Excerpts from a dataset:

BEGIN

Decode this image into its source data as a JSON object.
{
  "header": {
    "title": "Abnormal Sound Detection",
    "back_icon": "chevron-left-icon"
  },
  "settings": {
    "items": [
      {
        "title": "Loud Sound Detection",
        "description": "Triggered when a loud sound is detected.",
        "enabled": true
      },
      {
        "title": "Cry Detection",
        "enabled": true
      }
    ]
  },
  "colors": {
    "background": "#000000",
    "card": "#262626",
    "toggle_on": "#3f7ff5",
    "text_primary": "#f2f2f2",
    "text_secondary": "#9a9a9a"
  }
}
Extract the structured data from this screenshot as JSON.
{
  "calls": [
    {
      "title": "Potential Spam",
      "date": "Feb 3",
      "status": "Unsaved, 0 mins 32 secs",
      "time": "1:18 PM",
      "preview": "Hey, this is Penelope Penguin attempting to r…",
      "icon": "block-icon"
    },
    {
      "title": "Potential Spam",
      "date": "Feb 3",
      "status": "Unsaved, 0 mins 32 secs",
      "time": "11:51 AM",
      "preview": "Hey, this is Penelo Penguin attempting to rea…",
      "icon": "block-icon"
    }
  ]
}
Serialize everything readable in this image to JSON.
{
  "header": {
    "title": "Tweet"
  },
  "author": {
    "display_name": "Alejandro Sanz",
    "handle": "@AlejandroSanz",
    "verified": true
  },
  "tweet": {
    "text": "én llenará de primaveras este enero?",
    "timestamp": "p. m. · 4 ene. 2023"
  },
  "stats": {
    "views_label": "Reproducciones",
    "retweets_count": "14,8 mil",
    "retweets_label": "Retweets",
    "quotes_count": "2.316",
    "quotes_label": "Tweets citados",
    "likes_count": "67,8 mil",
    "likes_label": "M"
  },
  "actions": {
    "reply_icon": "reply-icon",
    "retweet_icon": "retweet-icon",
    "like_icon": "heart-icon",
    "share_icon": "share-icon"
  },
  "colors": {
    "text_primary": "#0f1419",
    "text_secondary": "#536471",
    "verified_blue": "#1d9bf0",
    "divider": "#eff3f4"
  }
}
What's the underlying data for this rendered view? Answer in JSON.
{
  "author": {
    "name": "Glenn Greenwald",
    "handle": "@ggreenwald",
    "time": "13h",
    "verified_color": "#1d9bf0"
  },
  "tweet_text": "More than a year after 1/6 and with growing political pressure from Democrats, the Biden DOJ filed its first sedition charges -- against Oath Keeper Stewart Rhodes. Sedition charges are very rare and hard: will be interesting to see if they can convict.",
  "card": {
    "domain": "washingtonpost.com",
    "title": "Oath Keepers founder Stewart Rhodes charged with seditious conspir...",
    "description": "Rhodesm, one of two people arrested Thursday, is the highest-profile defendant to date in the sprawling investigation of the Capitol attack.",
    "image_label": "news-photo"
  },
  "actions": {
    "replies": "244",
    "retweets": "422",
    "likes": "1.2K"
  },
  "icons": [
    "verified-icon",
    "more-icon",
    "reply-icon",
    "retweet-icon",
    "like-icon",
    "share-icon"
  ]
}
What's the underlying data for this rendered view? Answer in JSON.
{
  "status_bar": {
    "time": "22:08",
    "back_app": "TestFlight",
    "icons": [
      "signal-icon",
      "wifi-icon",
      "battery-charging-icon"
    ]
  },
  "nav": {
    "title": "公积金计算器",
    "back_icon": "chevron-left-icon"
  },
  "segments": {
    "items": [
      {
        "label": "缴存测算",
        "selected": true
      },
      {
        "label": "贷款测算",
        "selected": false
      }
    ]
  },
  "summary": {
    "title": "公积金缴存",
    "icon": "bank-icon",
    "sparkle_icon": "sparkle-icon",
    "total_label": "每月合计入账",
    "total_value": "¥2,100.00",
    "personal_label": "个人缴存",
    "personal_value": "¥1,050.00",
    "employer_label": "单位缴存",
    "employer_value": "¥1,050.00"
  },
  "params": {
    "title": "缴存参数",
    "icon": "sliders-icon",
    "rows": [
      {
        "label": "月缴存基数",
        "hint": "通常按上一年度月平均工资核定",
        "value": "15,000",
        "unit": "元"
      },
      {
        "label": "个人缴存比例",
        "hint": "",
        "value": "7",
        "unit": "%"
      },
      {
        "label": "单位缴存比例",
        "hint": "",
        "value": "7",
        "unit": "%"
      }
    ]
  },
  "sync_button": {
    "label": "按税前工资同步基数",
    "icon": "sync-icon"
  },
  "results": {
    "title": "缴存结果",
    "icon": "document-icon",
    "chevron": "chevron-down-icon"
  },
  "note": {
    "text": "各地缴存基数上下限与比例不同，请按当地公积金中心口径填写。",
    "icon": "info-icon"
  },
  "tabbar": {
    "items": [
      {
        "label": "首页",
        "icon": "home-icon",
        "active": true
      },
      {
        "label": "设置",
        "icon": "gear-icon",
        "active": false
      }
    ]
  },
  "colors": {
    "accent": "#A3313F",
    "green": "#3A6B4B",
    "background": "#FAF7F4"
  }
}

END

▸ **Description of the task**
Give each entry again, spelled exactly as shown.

▸ **Your response**
Decode this image into its source data as a JSON object.
{
  "header": {
    "title": "Abnormal Sound Detection",
    "back_icon": "chevron-left-icon"
  },
  "settings": {
    "items": [
      {
        "title": "Loud Sound Detection",
        "description": "Triggered when a loud sound is detected.",
        "enabled": true
      },
      {
        "title": "Cry Detection",
        "enabled": true
      }
    ]
  },
  "colors": {
    "background": "#000000",
    "card": "#262626",
    "toggle_on": "#3f7ff5",
    "text_primary": "#f2f2f2",
    "text_secondary": "#9a9a9a"
  }
}
Extract the structured data from this screenshot as JSON.
{
  "calls": [
    {
      "title": "Potential Spam",
      "date": "Feb 3",
      "status": "Unsaved, 0 mins 32 secs",
      "time": "1:18 PM",
      "preview": "Hey, this is Penelope Penguin attempting to r…",
      "icon": "block-icon"
    },
    {
      "title": "Potential Spam",
      "date": "Feb 3",
      "status": "Unsaved, 0 mins 32 secs",
      "time": "11:51 AM",
      "preview": "Hey, this is Penelo Penguin attempting to rea…",
      "icon": "block-icon"
    }
  ]
}
Serialize everything readable in this image to JSON.
{
  "header": {
    "title": "Tweet"
  },
  "author": {
    "display_name": "Alejandro Sanz",
    "handle": "@AlejandroSanz",
    "verified": true
  },
  "tweet": {
    "text": "én llenará de primaveras este enero?",
    "timestamp": "p. m. · 4 ene. 2023"
  },
  "stats": {
    "views_label": "Reproducciones",
    "retweets_count": "14,8 mil",
    "retweets_label": "Retweets",
    "quotes_count": "2.316",
    "quotes_label": "Tweets citados",
    "likes_count": "67,8 mil",
    "likes_label": "M"
  },
  "actions": {
    "reply_icon": "reply-icon",
    "retweet_icon": "retweet-icon",
    "like_icon": "heart-icon",
    "share_icon": "share-icon"
  },
  "colors": {
    "text_primary": "#0f1419",
    "text_secondary": "#536471",
    "verified_blue": "#1d9bf0",
    "divider": "#eff3f4"
  }
}
What's the underlying data for this rendered view? Answer in JSON.
{
  "author": {
    "name": "Glenn Greenwald",
    "handle": "@ggreenwald",
    "time": "13h",
    "verified_color": "#1d9bf0"
  },
  "tweet_text": "More than a year after 1/6 and with growing political pressure from Democrats, the Biden DOJ filed its first sedition charges -- against Oath Keeper Stewart Rhodes. Sedition charges are very rare and hard: will be interesting to see if they can convict.",
  "card": {
    "domain": "washingtonpost.com",
    "title": "Oath Keepers founder Stewart Rhodes charged with seditious conspir...",
    "description": "Rhodesm, one of two people arrested Thursday, is the highest-profile defendant to date in the sprawling investigation of the Capitol attack.",
    "image_label": "news-photo"
  },
  "actions": {
    "replies": "244",
    "retweets": "422",
    "likes": "1.2K"
  },
  "icons": [
    "verified-icon",
    "more-icon",
    "reply-icon",
    "retweet-icon",
    "like-icon",
    "share-icon"
  ]
}
What's the underlying data for this rendered view? Answer in JSON.
{
  "status_bar": {
    "time": "22:08",
    "back_app": "TestFlight",
    "icons": [
      "signal-icon",
      "wifi-icon",
      "battery-charging-icon"
    ]
  },
  "nav": {
    "title": "公积金计算器",
    "back_icon": "chevron-left-icon"
  },
  "segments": {
    "items": [
      {
        "label": "缴存测算",
        "selected": true
      },
      {
        "label": "贷款测算",
        "selected": false
      }
    ]
  },
  "summary": {
    "title": "公积金缴存",
    "icon": "bank-icon",
    "sparkle_icon": "sparkle-icon",
    "total_label": "每月合计入账",
    "total_value": "¥2,100.00",
    "personal_label": "个人缴存",
    "personal_value": "¥1,050.00",
    "employer_label": "单位缴存",
    "employer_value": "¥1,050.00"
  },
  "params": {
    "title": "缴存参数",
    "icon": "sliders-icon",
    "rows": [
      {
        "label": "月缴存基数",
        "hint": "通常按上一年度月平均工资核定",
        "value": "15,000",
        "unit": "元"
      },
      {
        "label": "个人缴存比例",
        "hint": "",
        "value": "7",
        "unit": "%"
      },
      {
        "label": "单位缴存比例",
        "hint": "",
        "value": "7",
        "unit": "%"
      }
    ]
  },
  "sync_button": {
    "label": "按税前工资同步基数",
    "icon": "sync-icon"
  },
  "results": {
    "title": "缴存结果",
    "icon": "document-icon",
    "chevron": "chevron-down-icon"
  },
  "note": {
    "text": "各地缴存基数上下限与比例不同，请按当地公积金中心口径填写。",
    "icon": "info-icon"
  },
  "tabbar": {
    "items": [
      {
        "label": "首页",
        "icon": "home-icon",
        "active": true
      },
      {
        "label": "设置",
        "icon": "gear-icon",
        "active": false
      }
    ]
  },
  "colors": {
    "accent": "#A3313F",
    "green": "#3A6B4B",
    "background": "#FAF7F4"
  }
}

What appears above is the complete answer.